-------- Given records --------

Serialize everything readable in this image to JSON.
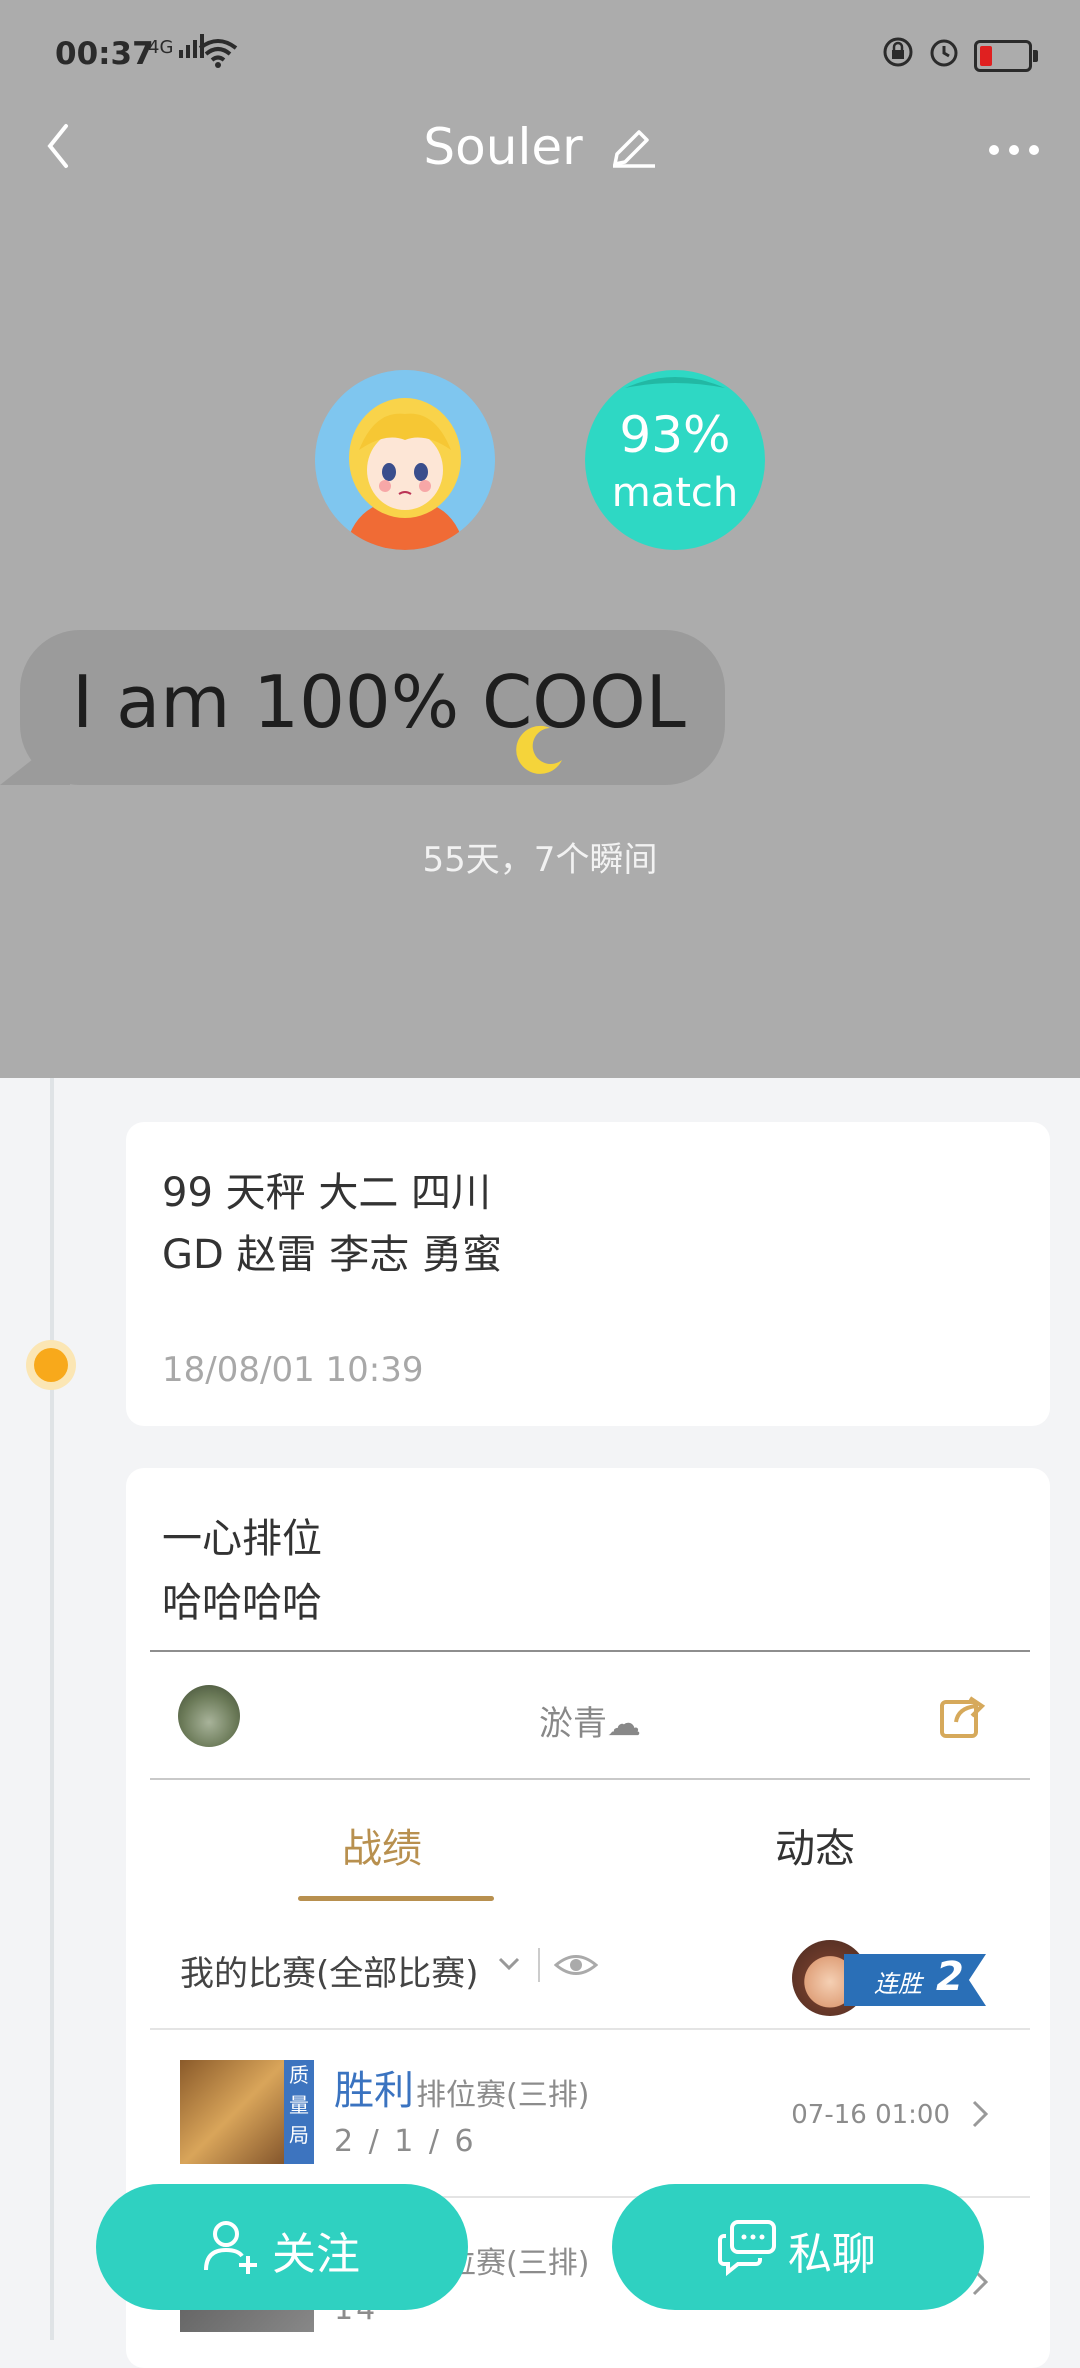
{
  "status_bar": {
    "time": "00:37",
    "network": "4G"
  },
  "header": {
    "title": "Souler",
    "match_percent": "93%",
    "match_label": "match",
    "bubble_text": "I am 100% COOL",
    "days_text": "55天，7个瞬间"
  },
  "posts": [
    {
      "line1": "99  天秤 大二 四川",
      "line2": "GD 赵雷 李志 勇蜜",
      "time": "18/08/01 10:39"
    },
    {
      "line1": "一心排位",
      "line2": "哈哈哈哈",
      "embed": {
        "user_name": "淤青☁",
        "tabs": [
          "战绩",
          "动态"
        ],
        "filter_label": "我的比赛(全部比赛)",
        "streak_label": "连胜",
        "streak_count": "2",
        "matches": [
          {
            "hero_tag": "质量局",
            "result": "胜利",
            "mode": "排位赛(三排)",
            "kda": "2 / 1 / 6",
            "time": "07-16 01:00"
          },
          {
            "hero_tag": "",
            "result": "",
            "mode": "排位赛(三排)",
            "kda": "14",
            "time": ""
          }
        ]
      }
    }
  ],
  "actions": {
    "follow_label": "关注",
    "chat_label": "私聊"
  },
  "colors": {
    "header_bg": "#acacac",
    "accent": "#2fd1c1",
    "gold": "#b8904f"
  }
}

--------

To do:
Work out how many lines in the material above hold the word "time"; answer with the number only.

Answer for this exercise:
4